We all want to be seen, need to be seen. And this kneejerk kind of misrepresentation happens to all of us all of the time, in the minds and eyes of strangers,and parents, and sometimes even partners and friends. I have always been about shattering preconceived notions; I have always been about letting the real me shine to all who see me…often a difficult task, but a worthy one. Back in the day (the punk rock day!) I would come across those who automatically assumed I was a violent deviant because I dressed funny and had colored hair (which I had, by the way, because I thought it was beautiful! Still do!) When these people reacted negatively to me, nine times out of ten I “niced them to death”! I made sure I was just the opposite of what they were expecting: I was polite, I was well spoken, I was intelligent, I was kind. (and I know, my friend Scotty is gonna read this, and he’s gonna say: “Oh REALLY Darla? May I just say: Castro Valley?” to which I must respond “I said nine times out of ten, Scotty!” to which he’ll respond “Kicking buses?” and I’ll say “Come on Scotty, nine times out of ten means eighteen out of twenty, so ya gotta give me these two!” And he will, ’cause he’s that kinda guy!!)

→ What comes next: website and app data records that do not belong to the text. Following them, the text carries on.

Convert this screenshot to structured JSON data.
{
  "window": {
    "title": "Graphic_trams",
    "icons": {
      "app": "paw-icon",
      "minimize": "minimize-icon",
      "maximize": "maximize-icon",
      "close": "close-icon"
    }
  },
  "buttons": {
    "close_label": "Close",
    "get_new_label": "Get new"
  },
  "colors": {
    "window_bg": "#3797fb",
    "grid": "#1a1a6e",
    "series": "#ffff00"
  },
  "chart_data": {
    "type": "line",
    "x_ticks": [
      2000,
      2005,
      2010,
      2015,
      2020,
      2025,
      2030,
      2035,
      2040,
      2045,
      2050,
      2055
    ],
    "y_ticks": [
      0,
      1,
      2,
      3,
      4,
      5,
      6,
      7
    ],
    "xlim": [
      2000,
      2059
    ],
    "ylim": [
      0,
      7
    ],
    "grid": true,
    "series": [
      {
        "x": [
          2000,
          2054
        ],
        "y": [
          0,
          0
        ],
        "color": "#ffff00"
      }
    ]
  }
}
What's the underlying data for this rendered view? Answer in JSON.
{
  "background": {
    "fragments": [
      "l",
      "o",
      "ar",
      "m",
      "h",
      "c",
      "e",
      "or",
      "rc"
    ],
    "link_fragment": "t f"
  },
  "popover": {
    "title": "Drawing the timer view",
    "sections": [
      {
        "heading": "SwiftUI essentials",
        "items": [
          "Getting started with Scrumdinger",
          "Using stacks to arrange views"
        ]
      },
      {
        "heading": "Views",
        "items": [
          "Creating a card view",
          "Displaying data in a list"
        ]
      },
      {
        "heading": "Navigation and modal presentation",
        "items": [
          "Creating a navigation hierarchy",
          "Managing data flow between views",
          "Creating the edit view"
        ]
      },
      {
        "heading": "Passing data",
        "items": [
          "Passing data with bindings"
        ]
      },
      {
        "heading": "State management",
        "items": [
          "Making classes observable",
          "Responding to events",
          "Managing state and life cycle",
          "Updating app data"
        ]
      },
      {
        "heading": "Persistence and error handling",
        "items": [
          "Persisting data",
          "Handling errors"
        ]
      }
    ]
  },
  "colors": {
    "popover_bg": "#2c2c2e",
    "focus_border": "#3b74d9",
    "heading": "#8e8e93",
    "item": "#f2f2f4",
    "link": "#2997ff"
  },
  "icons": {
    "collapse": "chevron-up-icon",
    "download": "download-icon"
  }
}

When it comes down to it, I think that this shattering of misconceptions might just be another way that punk rock changed the world: I ended up watching a Donahue show from the early 80’s on youtube the other day. It featured a bunch of punk rock kids, and some of their parents. It was amazing how the people would screw up their faces in reaction to the kids, snap judgements quickly placed. Until the kids talked. Then you could see the judgements shifting, loosening a little bit…and when you look at society today, I think we have much more tolerance for differences than we used to, I think people are not nearly as homogenous in appearance as they used to be. I think…I HOPE…we’re more accepting of people being who they are, letting themselves shine through, their REAL selves. It could be just because I live on one of the coasts, in freaky, lefty California, but I hope not. I hope we are all actually evolving as a species…
So, here’s my advice and words of wisdom: Don’t EVER let anyone “paint a portrait” of you that isn’t true and isn’t you! If it happens, stand up proudly and say loudly “Nope! That isn’t me!” Let yourself, the real you, shine through!
Tomorrow I just might tell ya about my trip….